Appreciating Church book and website launch

Tim Slack of Appreciating People, Fiona Thomas of the United Reformed Church, Lynne Norman of The Methodist Church and Zélie Gross of the Religious Society of Friends (Quakers) in Britain.

Tim Slack of Appreciating People, Fiona Thomas of the United Reformed Church, Lynne Norman of The Methodist Church and Zélie Gross of the Religious Society of Friends (Quakers) in Britain.

How can local churches, congregations and communities use their strengths to spark transformation and growth?

That is the question at the heart of a new Appreciating Church website and book written by Fiona Thomas, United Reformed Church Secretary of Education and Learning, and Tim Slack, founder and co-director of Appreciating People.

They worked as part of a group of Appreciative Inquiry (AI) practitioners drawn from ecumenical partners, advised and supported by Appreciating People.

Launched in London (9th February) and Liverpool (20th February), the resources draw together – for the first time – the ways in which a range of denominations are using the process of AI to draw on the strengths and energies of local church communities as the catalyst for transformation.

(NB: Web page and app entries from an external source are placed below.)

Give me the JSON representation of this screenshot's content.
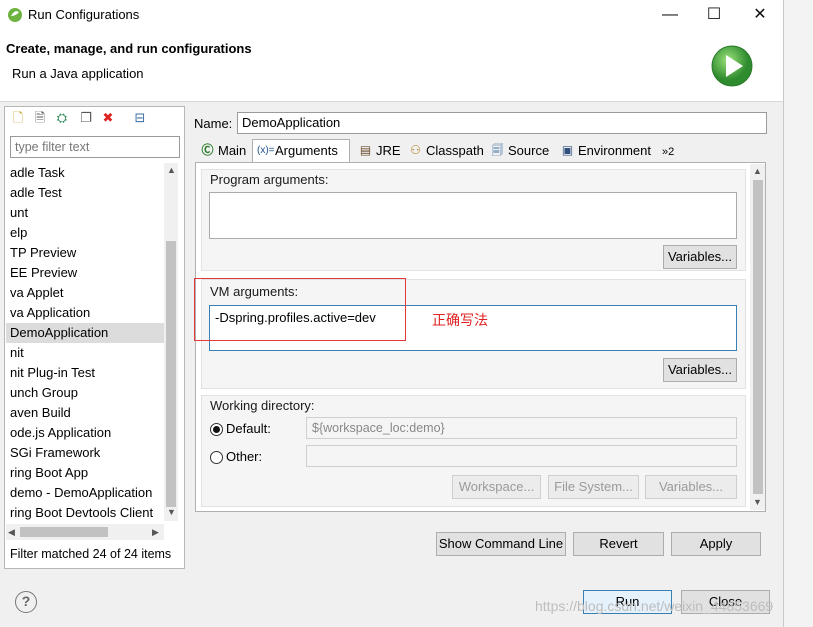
{
  "window": {
    "title": "Run Configurations",
    "minimize": "—",
    "maximize": "☐",
    "close": "✕"
  },
  "header": {
    "title": "Create, manage, and run configurations",
    "subtitle": "Run a Java application"
  },
  "left": {
    "filter_placeholder": "type filter text",
    "items": [
      "adle Task",
      "adle Test",
      "unt",
      "elp",
      "TP Preview",
      "EE Preview",
      "va Applet",
      "va Application",
      "DemoApplication",
      "nit",
      "nit Plug-in Test",
      "unch Group",
      "aven Build",
      "ode.js Application",
      "SGi Framework",
      "ring Boot App",
      "demo - DemoApplication",
      "ring Boot Devtools Client"
    ],
    "selected_index": 8,
    "status": "Filter matched 24 of 24 items"
  },
  "name": {
    "label": "Name:",
    "value": "DemoApplication"
  },
  "tabs": [
    {
      "label": "Main",
      "icon": "main-tab-icon"
    },
    {
      "label": "Arguments",
      "icon": "arguments-tab-icon"
    },
    {
      "label": "JRE",
      "icon": "jre-tab-icon"
    },
    {
      "label": "Classpath",
      "icon": "classpath-tab-icon"
    },
    {
      "label": "Source",
      "icon": "source-tab-icon"
    },
    {
      "label": "Environment",
      "icon": "environment-tab-icon"
    },
    {
      "label": "»2",
      "icon": "more-tabs-icon"
    }
  ],
  "program_args": {
    "title": "Program arguments:",
    "value": "",
    "variables_button": "Variables..."
  },
  "vm_args": {
    "title": "VM arguments:",
    "value": "-Dspring.profiles.active=dev",
    "variables_button": "Variables...",
    "annotation": "正确写法"
  },
  "working_dir": {
    "title": "Working directory:",
    "default_label": "Default:",
    "default_value": "${workspace_loc:demo}",
    "other_label": "Other:",
    "other_value": "",
    "workspace_button": "Workspace...",
    "filesystem_button": "File System...",
    "variables_button": "Variables..."
  },
  "actions": {
    "show_command_line": "Show Command Line",
    "revert": "Revert",
    "apply": "Apply",
    "run": "Run",
    "close": "Close"
  },
  "watermark": "https://blog.csdn.net/weixin_44853669",
  "colors": {
    "annotation_red": "#e03a3a",
    "run_button_border": "#3c7fb1",
    "run_icon_green": "#3aa63a"
  }
}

Appreciative Inquiry (AI) begins by identifying the positive core of an organisation and builds from there. Appreciating Church is designed to be a user-friendly, accessible and practical resource with theological underpinning and pointers for worship, integrated with AI theory and practice. It includes case studies from UK churches which have used AI, among them the United Reformed Church, Methodist Church, Quakers, Congregational Federation and the Church of England Diocese of Liverpool.

Speaking at the London launch in the chapel at Methodist Central Hall, Fiona Thomas said,

‘All churches do something really well, and they all have great strengths, however small; Appreciating Church starts by discovering these and building from there. It also takes seriously the life-giving force of the Holy Spirit and the possibility of newness coming from surprising places when a church draws on its strengths.’

Tim Slack – the son of the Revd Kenneth Slack, an early leader within the United Reformed Church – added,

‘The aim is to create a self-sustaining community of AI practice across the Churches and so much has already happened. The Quakers have been using AI for about 10 years, and the Methodists and the Congregational Federation have also made a particular impact in supporting this. The book and website are part of that ongoing story and training process.’

The Revd Kevin Watson, Moderator of URC General Assembly, spoke at the ‘northern launch’ at St Bride’s, Liverpool, and commended AI in the book:

‘Appreciative Inquiry encourages and enables everyone in the church to be involved, to know their story is heard and matters, and to see their strengths and achievements valued.’

Appreciating Church, and its accompanying website offering supplementary exercises and content, come as a resource for existing and aspiring AI practitioners within churches and the communities connected with them. Appreciating Church will be applicable throughout the UK and there has already been interest from churches and church-based organisations in other English speaking countries. The practical examples in the book include community involvement by a Pentecostal church in Manchester, and the work of St Bride’s, Liverpool with its commitment to being creative, progressive and inclusive.

Published by Wordscapes, the 120-page book features Appreciative Inquiry practitioners from a wide variety of churches drawing from diverse theological sources. It is available now (£16) from the Appreciating People bookstore.